Some of the specific complications include:
Scarring – it is impossible to avoid with any surgery. The scar itself can have an unpredictable healing response and cannot be anticipated. The type and appearance of the scar will be influenced by personal, hereditary and racial factors. Like any scar, they will be red and very visible initially. It takes up to 12 months for the scars to fully mature, at which stage we would hope they are fine pale lines.
Asymmetry of breast shape and size – with or without surgery, each breast will always differ slightly. However, sometimes this can be significant enough to warrant further surgery.
Change in nipple-areolar sensation – Nipple sensation can sometimes increase (to the point of irritating) or decrease (potentially completely numb). If changes do occur it is typically temporary and within 12 months most sensation returns to the pre-operative state. However, permanently altered sensation can occur in up to 10% of women.
Loss of nipple and areola tissue – extremely rare. Occurs where the nipple and areola has lost its blood supply. Reconstruction can be performed at a later stage. Smoking, large lifts, large implants, diabetes, previous surgery are some of the factors that can increase the risk of this occurring.
Inability to breastfeed – any surgery that causes disruption to the breast milk ducts will result in a potentially reduced ability to breastfeed.
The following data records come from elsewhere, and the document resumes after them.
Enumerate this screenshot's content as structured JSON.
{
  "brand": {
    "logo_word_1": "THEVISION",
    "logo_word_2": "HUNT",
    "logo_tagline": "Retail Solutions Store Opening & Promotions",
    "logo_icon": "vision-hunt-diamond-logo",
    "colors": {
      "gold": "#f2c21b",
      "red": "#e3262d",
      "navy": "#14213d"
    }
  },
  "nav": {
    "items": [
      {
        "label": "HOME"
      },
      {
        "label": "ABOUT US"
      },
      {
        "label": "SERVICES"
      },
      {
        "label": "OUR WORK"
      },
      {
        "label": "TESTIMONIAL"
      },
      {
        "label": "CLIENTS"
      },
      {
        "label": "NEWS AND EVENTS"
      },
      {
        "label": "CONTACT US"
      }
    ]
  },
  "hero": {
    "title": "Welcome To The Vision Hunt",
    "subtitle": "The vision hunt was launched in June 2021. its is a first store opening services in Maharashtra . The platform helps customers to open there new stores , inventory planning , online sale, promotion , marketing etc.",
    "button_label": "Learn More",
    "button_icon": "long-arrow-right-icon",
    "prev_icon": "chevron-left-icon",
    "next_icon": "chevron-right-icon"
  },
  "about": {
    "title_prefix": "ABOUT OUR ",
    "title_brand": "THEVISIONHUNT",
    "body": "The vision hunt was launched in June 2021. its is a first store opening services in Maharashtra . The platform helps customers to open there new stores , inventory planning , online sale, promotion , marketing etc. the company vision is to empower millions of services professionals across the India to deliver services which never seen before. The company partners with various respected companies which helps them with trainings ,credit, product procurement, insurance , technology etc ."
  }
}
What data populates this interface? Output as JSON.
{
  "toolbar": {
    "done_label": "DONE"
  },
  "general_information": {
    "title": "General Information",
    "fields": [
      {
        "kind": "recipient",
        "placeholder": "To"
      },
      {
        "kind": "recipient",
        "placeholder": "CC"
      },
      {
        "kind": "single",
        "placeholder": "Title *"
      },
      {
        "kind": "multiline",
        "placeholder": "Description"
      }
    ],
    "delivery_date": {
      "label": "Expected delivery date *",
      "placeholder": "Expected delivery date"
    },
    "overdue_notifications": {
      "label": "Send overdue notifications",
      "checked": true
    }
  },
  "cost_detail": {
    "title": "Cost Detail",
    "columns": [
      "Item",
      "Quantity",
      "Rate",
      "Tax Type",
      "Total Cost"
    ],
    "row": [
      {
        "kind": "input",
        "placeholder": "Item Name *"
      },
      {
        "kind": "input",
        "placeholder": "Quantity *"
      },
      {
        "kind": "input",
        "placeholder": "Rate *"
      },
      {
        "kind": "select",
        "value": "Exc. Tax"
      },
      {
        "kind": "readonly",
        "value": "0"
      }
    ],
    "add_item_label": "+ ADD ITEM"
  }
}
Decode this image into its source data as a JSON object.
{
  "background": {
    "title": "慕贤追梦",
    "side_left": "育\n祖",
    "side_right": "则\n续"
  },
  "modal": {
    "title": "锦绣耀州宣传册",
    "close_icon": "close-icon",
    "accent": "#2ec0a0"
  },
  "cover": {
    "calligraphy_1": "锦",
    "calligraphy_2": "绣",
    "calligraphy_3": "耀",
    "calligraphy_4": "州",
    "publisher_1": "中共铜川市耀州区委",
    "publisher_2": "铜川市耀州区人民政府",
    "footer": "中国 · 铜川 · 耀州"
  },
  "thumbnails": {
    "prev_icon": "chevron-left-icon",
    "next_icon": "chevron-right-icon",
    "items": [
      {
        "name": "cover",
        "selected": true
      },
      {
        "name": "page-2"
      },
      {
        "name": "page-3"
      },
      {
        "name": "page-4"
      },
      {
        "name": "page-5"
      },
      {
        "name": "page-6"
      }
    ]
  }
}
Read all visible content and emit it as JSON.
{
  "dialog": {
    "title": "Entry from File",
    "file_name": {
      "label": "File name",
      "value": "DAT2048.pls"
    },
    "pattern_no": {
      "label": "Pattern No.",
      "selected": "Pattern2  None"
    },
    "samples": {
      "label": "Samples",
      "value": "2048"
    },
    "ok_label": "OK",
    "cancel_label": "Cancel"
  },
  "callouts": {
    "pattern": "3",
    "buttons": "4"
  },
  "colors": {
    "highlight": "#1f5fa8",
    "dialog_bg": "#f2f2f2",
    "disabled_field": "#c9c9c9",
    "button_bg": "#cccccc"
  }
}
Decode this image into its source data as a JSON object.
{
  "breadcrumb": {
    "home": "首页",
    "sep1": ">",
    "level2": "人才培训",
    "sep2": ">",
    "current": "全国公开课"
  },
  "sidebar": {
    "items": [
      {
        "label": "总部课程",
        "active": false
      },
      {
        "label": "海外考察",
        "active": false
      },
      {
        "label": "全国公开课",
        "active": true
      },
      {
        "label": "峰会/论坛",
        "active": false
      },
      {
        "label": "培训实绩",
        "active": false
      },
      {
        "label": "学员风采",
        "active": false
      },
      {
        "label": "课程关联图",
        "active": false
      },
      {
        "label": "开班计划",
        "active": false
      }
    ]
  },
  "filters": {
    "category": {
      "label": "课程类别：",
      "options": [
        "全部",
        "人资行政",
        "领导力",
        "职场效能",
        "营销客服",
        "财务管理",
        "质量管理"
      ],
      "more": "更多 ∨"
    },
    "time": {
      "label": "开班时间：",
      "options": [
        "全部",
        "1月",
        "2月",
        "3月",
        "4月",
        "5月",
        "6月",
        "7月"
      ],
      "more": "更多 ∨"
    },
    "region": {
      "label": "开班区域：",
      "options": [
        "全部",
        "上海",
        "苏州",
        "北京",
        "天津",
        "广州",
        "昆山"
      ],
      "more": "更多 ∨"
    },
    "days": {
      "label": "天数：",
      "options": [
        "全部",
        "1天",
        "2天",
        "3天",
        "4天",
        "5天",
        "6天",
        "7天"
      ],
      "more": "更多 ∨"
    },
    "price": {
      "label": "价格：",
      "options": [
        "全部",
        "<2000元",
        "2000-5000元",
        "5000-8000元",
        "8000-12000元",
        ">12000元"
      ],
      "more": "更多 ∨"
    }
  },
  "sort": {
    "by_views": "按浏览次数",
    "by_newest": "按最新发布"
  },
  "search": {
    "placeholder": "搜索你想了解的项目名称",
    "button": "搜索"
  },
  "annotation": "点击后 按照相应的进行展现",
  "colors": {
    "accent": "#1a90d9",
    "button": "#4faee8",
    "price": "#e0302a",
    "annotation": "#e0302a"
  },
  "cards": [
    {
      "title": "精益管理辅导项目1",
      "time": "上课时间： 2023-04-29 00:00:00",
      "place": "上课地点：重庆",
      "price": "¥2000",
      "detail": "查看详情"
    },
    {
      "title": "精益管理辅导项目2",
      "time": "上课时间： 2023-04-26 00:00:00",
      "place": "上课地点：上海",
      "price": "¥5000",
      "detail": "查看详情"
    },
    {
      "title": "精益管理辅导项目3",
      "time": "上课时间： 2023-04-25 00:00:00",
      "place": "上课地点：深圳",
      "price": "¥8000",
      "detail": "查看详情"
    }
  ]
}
The more substantial the lift required then the greater the risk that your breastfeeding ability will be reduced
Breast lumps – is likely due to a small collection of blood or dead fat cells that are still healing.
Breast sagging – despite performing a breast lift, unfortunately the breast tissue itself will always have a tendency of dropping down. It is therefore not uncommon for the upper part of the breasts to look great as this is shaped largely by the implant. However, the lower part of the breasts can often still look droopy as this is typically shaped mostly by the remaining breast tissue. Having a larger amount of natural breast tissue, and breast tissue that is very soft, are some of the factors that make this more likely to occur.
Upper pole emptiness – a breast lift is designed to lift up a low sitting nipple, tighten up a loose underboob, and provide a better breast shape. As a general rule, it does not provide significant upper pole fullness. This is especially the case for those women that have very soft breast tissue. Upper pole fullness is typically provided by an implant.
Inadequate cleavage – this can occur for many reasons even in a simple breast augmentation. However, having a breast lift with augmentation means there is an increased likelihood of this occurring due to technical limitations when combining the two operations. The greatest concern when doing this surgery is ensuring adequate blood supply is maintained to the nipple areolar region. Therefore limiting the amount of internal surgery near the cleavage is one of the surgical steps used to avoid compromising this crucial blood supply. This of course means that technically we are unable to maximise your potential cleavage.
Revision surgery – for those undergoing a breast lift with implants, further surgery is required in up to 20% of patients to “optimise” the results
Breast lift surgery is sometimes partially covered by Medicare, you may be eligible for a Medicare rebate. For example, if you suffer from a congenital anomaly of your breasts, such as tuberous breasts, you may be eligible for a rebate. The best method is to speak with your general practitioner and get a referral for a plastic surgery consultation. Without a referral, a Medicare claim cannot be made even if you are eligible.
Whether your private health insurance coverage will cover your procedure, largely depends on your policy and provider. If you have private health insurance with hospital cover, you may be eligible to have the hospital component subsidised. You should always confirm with your health fund what your level of cover will pay for your surgery. however, as previously stated, the vast majority of women having cosmetic breast augmentation surgery will not be covered by Medicare or any private health insurance.
Call us 1300 DR DONA (1300 37 3662)